=== PROBLEM STATEMENT ===
What is needed is an exact copy of the entries, with the pictures excluded.

=== DATA TO EXAMINE ===
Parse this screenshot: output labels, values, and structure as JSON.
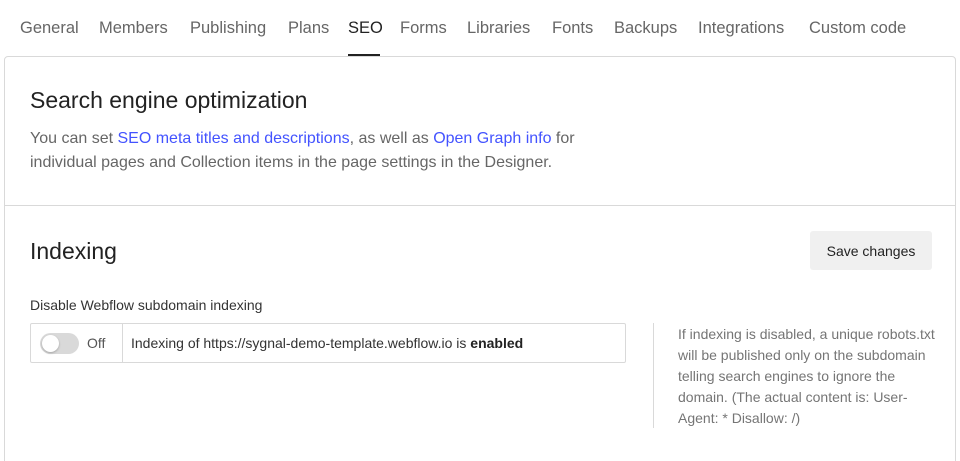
{
  "tabs": [
    {
      "label": "General"
    },
    {
      "label": "Members"
    },
    {
      "label": "Publishing"
    },
    {
      "label": "Plans"
    },
    {
      "label": "SEO",
      "active": true
    },
    {
      "label": "Forms"
    },
    {
      "label": "Libraries"
    },
    {
      "label": "Fonts"
    },
    {
      "label": "Backups"
    },
    {
      "label": "Integrations"
    },
    {
      "label": "Custom code"
    }
  ],
  "seo": {
    "title": "Search engine optimization",
    "desc_1": "You can set ",
    "link_meta": "SEO meta titles and descriptions",
    "desc_2": ", as well as ",
    "link_og": "Open Graph info",
    "desc_3": " for individual pages and Collection items in the page settings in the Designer."
  },
  "indexing": {
    "title": "Indexing",
    "save_label": "Save changes",
    "field_label": "Disable Webflow subdomain indexing",
    "toggle_state": "Off",
    "status_prefix": "Indexing of https://sygnal-demo-template.webflow.io is ",
    "status_value": "enabled",
    "help": "If indexing is disabled, a unique robots.txt will be published only on the subdomain telling search engines to ignore the domain. (The actual content is: User-Agent: * Disallow: /)"
  },
  "colors": {
    "accent_link": "#4353ff",
    "tab_active": "#222222",
    "tab_inactive": "#666666"
  }
}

=== OUTPUT FOR THIS TASK ===
Parse this screenshot: output labels, values, and structure as JSON.
{
  "tabs": [
    {
      "label": "General"
    },
    {
      "label": "Members"
    },
    {
      "label": "Publishing"
    },
    {
      "label": "Plans"
    },
    {
      "label": "SEO",
      "active": true
    },
    {
      "label": "Forms"
    },
    {
      "label": "Libraries"
    },
    {
      "label": "Fonts"
    },
    {
      "label": "Backups"
    },
    {
      "label": "Integrations"
    },
    {
      "label": "Custom code"
    }
  ],
  "seo": {
    "title": "Search engine optimization",
    "desc_1": "You can set ",
    "link_meta": "SEO meta titles and descriptions",
    "desc_2": ", as well as ",
    "link_og": "Open Graph info",
    "desc_3": " for individual pages and Collection items in the page settings in the Designer."
  },
  "indexing": {
    "title": "Indexing",
    "save_label": "Save changes",
    "field_label": "Disable Webflow subdomain indexing",
    "toggle_state": "Off",
    "status_prefix": "Indexing of https://sygnal-demo-template.webflow.io is ",
    "status_value": "enabled",
    "help": "If indexing is disabled, a unique robots.txt will be published only on the subdomain telling search engines to ignore the domain. (The actual content is: User-Agent: * Disallow: /)"
  },
  "colors": {
    "accent_link": "#4353ff",
    "tab_active": "#222222",
    "tab_inactive": "#666666"
  }
}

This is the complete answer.